WHAT YOU SHOULD DO:
Go through the data below line by line. Give only the number of lines that contain "JSON".

Segment Open

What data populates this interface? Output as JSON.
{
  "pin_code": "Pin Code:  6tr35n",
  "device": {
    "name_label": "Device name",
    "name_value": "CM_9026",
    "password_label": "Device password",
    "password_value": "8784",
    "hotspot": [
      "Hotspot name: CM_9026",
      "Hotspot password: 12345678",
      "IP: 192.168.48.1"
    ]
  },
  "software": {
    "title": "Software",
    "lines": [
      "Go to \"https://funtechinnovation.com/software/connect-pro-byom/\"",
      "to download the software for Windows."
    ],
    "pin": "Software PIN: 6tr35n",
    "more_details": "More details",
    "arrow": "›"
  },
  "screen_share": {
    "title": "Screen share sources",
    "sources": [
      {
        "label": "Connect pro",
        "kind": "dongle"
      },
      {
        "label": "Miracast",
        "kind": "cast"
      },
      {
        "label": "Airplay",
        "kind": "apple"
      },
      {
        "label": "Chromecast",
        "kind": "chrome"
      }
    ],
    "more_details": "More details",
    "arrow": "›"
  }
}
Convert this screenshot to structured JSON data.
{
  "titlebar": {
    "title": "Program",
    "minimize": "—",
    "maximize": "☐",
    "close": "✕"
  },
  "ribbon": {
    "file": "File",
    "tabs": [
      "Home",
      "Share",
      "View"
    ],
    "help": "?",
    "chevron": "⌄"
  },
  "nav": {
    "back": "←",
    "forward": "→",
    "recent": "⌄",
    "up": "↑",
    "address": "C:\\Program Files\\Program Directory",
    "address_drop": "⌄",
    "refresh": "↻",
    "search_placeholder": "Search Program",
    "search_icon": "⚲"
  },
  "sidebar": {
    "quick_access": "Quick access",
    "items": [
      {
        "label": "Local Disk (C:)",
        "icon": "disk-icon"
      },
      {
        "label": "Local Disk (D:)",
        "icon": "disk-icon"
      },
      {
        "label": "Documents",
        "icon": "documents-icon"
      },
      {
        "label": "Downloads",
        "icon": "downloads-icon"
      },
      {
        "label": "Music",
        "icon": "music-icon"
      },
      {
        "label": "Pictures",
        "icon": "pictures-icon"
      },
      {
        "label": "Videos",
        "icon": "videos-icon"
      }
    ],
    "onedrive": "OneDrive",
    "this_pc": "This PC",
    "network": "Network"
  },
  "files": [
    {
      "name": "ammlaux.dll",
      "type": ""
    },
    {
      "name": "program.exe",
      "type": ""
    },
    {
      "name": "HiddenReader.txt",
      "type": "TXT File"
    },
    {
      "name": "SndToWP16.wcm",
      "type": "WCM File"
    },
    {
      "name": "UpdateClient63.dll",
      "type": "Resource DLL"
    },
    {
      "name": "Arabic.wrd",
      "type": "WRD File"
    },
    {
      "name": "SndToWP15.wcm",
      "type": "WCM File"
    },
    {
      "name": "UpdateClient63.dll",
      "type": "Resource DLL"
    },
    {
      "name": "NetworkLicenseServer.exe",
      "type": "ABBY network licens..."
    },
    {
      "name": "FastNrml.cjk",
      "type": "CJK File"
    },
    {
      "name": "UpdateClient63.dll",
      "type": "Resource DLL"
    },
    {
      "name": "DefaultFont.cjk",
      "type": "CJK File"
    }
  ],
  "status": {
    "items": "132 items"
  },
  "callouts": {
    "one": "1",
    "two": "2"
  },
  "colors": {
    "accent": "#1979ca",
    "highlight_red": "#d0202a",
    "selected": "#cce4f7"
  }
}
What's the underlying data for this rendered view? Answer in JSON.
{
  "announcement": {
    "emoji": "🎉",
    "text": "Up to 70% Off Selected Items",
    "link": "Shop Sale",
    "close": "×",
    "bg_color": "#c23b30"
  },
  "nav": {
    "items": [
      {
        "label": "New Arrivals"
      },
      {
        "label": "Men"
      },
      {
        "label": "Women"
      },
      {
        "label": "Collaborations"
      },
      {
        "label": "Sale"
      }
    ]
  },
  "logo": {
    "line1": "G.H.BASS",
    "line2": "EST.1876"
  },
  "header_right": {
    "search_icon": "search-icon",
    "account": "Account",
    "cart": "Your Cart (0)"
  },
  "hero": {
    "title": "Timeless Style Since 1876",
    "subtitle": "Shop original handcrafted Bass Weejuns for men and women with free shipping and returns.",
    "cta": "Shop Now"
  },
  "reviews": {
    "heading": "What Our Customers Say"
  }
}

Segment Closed

EXERCISE RESULT:
3